Manage is a good word

This is a picture of happier slower days.

Those happier slower days have gone now and we need to adjust to a new environment, one in which we must manage more information at far higher levels of resolution than ever before. I use the word ‘manage‘ deliberately – it has had a bit of a thrashing over the last decade or so, especially in the military, where management is a term reserved for stuff that people out of uniform do e.g. ‘…they’re just a manager…‘ Well, girls and boys, if you can’t manage, then it is unlikely that you will ever be much chop at command or operations. Here’s what one source thinks ‘manage’ is:

In 2005, the USMC’s Michael Scheiern posited a shift from platform-based tracking to individual-based tracking and was pretty positive that, in terms of the complex contemporary operating environment, tracking at the individual level was realistically achievable. But, here we are in 2010 already, with knashing and wailing over yet another failure of intelligence. The problem, as I see it, is that we simply don’t want to change: despite the thousands of lives and billions of $$ expended in this war, too many people are still too wedded to the nice safe days of the Fulda Gap and nowhere is this more apparent than in military information  management (which, by the way, is NOT the realm of the 6 community any more than it is that of the 2 weenies).

Over on the CAC COIN Blog (which I have been somewhat remiss in not visiting more often), there is an article entitled I Know Something You Don’t Know: Intelligence and COIN which touches on this topic, inspired by the 25 December Undies Bomber. Not only should we ensure “…every civil servant/diplomat/aid worker a collector…” in addition to “…every soldier a collector…”, we should be extending this to ‘every one an analyst‘ as well. This means that everyone out in their respective field must be sufficiently  trained and aware of their environment to act, when needs be, upon that information that, so far, we only want them to collect. And, by the way, “…every soldier a collector…” is not a theory as stated on the CAC blog – it is doctrine and as such should, indeed must, be part of the training regime.

One of the reasons that we are still not getting into this (after EIGHT years of war!!) might be those alluded to here on Coming Anarchy, or more specifically, this Wikipedia page referenced in the CA article.

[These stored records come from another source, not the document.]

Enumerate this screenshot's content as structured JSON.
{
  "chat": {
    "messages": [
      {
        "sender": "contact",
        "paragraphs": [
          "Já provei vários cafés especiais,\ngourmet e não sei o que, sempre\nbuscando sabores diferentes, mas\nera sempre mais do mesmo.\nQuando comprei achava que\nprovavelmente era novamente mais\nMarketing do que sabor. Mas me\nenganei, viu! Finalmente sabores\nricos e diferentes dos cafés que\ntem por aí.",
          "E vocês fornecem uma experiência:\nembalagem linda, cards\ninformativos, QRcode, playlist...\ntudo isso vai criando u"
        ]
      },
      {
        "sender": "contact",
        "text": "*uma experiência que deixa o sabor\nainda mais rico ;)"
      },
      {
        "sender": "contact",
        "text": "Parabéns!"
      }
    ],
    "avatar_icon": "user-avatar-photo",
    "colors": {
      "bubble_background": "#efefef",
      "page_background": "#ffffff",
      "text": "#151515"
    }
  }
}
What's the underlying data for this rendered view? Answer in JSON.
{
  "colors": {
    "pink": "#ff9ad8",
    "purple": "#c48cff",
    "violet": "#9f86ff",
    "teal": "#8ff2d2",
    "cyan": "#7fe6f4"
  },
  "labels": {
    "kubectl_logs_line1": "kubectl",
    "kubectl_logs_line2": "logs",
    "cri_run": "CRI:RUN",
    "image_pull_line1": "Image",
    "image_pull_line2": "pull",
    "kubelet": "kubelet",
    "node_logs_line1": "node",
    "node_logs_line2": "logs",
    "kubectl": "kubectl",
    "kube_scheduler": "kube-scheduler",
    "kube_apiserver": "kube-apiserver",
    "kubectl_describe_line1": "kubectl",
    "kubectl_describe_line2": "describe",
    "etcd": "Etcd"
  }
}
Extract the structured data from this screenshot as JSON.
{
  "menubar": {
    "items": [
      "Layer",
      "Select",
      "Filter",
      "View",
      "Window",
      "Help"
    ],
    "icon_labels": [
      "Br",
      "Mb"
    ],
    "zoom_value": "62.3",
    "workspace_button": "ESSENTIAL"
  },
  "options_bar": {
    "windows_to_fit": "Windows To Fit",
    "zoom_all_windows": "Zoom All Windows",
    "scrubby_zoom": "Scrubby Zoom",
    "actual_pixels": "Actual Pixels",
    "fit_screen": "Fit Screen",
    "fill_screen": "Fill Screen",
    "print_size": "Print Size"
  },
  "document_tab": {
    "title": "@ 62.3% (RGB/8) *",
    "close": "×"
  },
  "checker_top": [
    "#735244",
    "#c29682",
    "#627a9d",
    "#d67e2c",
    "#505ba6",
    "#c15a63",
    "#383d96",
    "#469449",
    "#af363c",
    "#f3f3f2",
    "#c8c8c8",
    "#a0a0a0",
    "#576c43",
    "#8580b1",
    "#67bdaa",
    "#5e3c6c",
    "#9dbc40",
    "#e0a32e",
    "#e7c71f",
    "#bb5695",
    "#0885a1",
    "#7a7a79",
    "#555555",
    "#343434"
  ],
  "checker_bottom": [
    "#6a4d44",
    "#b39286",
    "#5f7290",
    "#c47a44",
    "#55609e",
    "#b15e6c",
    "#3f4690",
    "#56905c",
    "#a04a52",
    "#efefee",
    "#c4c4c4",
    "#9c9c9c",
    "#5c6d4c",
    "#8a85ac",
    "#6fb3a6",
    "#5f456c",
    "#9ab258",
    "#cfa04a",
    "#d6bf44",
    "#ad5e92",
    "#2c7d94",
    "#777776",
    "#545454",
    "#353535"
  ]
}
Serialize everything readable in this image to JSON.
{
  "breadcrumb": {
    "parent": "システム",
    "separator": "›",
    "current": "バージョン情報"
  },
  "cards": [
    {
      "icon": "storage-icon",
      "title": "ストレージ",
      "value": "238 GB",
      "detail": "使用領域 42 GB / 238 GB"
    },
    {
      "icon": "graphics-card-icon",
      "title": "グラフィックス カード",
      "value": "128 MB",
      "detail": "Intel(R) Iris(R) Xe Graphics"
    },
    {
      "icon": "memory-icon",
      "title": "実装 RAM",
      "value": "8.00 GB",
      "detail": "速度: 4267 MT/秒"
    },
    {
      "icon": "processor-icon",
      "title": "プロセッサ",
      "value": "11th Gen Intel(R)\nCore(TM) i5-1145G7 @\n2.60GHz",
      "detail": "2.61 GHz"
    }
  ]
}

I’d never heard of Baconian method (not that that means much) – I have heard of bacon jam though – but it identifies four obstacles (idols) in considering a problem:

  • Idols of the Tribe (Idola Tribus): This is humans’ tendency to perceive more order and regularity in systems than truly exists, and is due to people following their preconceived ideas about things.
  • Idols of the Cave (Idola Specus): This is due to individuals’ personal weaknesses in reasoning due to particular personalities, likes and dislikes.
  • Idols of the Marketplace (Idola Fori): This is due to confusions in the use of language and taking some words in science to have a different meaning than their common usage.
  • Idols of the Theatre: This is the following of academic dogma and not asking questions about the world.

Sound familiar? Seen any of these in YOUR work place? Perhaps even subscribed to one or two yourselves…?

This is the problem – we talk up the need for learning organisations, lessons learned, better information and intelligence but here we are – having just bumbled through someone trying to blow up a plane with his undies…

But as much as the intelligence world may be long overdue for a shake-up, we also need to have a good hard look at the rest of the organisation and ask ourselves just why it is that we have to rely on the ‘2’s (sounds a bit like Battlestar Galactica: the 2s versus the 6s….) for analysis instead of applying some common dog common sense ourselves…uh-oh it’s that old Information Militia thing again. The intel weenies and command geeks together need to get out on the streets and see what police officers do and how they do it in thinking things through on the spot…what was it we found in the COIN Review? Oh, yeah…intelligence in the COE may be closer to CRIMINT than that required for conventional high-intensity operations e.g. the Fulda Gap…

Interbella asked the question: What’s in the price of bread? Changing how we look at intelligence may help with the answer…